Record excerpts below:
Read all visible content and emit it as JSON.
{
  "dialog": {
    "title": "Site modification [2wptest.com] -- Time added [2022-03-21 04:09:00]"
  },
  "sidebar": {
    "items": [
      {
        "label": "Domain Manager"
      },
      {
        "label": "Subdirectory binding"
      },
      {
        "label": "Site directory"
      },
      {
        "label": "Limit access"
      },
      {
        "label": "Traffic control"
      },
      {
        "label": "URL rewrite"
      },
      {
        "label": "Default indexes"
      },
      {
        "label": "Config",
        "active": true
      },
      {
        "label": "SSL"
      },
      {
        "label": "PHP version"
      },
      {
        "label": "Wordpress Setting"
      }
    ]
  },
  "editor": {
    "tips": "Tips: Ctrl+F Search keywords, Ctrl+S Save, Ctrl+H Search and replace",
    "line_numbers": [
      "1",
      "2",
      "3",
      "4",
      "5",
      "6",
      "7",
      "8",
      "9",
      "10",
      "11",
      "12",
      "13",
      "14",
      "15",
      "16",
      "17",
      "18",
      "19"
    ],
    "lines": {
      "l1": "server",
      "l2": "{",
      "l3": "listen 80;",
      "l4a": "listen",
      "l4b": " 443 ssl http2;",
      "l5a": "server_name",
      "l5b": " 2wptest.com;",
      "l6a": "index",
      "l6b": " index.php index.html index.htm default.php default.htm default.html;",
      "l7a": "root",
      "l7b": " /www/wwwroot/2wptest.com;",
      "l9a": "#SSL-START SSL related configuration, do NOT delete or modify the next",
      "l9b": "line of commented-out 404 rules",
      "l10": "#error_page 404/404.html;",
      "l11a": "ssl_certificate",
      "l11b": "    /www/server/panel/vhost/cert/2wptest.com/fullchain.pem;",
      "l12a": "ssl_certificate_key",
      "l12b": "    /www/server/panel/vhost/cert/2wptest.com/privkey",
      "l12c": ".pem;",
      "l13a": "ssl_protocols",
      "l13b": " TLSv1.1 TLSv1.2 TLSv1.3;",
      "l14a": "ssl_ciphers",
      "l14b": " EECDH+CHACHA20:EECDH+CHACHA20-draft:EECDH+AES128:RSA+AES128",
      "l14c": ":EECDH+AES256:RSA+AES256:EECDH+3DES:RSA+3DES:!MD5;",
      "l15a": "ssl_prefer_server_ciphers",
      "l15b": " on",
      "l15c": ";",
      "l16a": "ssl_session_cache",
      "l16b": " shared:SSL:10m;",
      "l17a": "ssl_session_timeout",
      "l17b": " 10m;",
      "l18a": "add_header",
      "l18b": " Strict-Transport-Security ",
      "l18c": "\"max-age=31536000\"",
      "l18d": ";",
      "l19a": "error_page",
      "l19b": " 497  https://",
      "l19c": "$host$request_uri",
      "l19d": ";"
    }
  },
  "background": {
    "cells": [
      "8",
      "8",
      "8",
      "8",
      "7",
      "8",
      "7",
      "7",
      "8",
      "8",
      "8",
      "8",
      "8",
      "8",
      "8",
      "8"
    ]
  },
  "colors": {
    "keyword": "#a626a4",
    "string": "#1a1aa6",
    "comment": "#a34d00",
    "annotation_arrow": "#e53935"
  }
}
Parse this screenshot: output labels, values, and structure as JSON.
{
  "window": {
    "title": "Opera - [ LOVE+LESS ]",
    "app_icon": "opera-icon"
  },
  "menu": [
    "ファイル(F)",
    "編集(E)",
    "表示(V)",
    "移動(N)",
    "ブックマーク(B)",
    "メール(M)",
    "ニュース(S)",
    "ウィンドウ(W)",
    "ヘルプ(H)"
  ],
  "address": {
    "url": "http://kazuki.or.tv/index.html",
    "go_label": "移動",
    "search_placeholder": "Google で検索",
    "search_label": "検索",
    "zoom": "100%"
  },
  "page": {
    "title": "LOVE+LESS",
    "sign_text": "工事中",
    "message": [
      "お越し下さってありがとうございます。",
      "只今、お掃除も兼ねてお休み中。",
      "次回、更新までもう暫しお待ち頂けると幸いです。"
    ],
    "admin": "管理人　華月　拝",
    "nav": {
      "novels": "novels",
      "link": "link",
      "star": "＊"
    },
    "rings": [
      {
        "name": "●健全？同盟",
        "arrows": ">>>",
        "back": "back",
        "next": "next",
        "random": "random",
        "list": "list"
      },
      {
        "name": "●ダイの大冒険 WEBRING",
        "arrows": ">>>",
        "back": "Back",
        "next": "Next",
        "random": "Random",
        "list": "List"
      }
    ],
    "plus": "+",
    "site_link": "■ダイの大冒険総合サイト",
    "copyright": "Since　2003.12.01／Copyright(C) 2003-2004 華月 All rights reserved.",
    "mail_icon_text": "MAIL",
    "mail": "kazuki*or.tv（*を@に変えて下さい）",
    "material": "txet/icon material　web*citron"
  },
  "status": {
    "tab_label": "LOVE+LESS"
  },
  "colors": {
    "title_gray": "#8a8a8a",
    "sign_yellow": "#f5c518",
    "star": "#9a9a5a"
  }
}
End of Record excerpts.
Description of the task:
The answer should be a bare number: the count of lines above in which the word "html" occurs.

Solution for this task:
3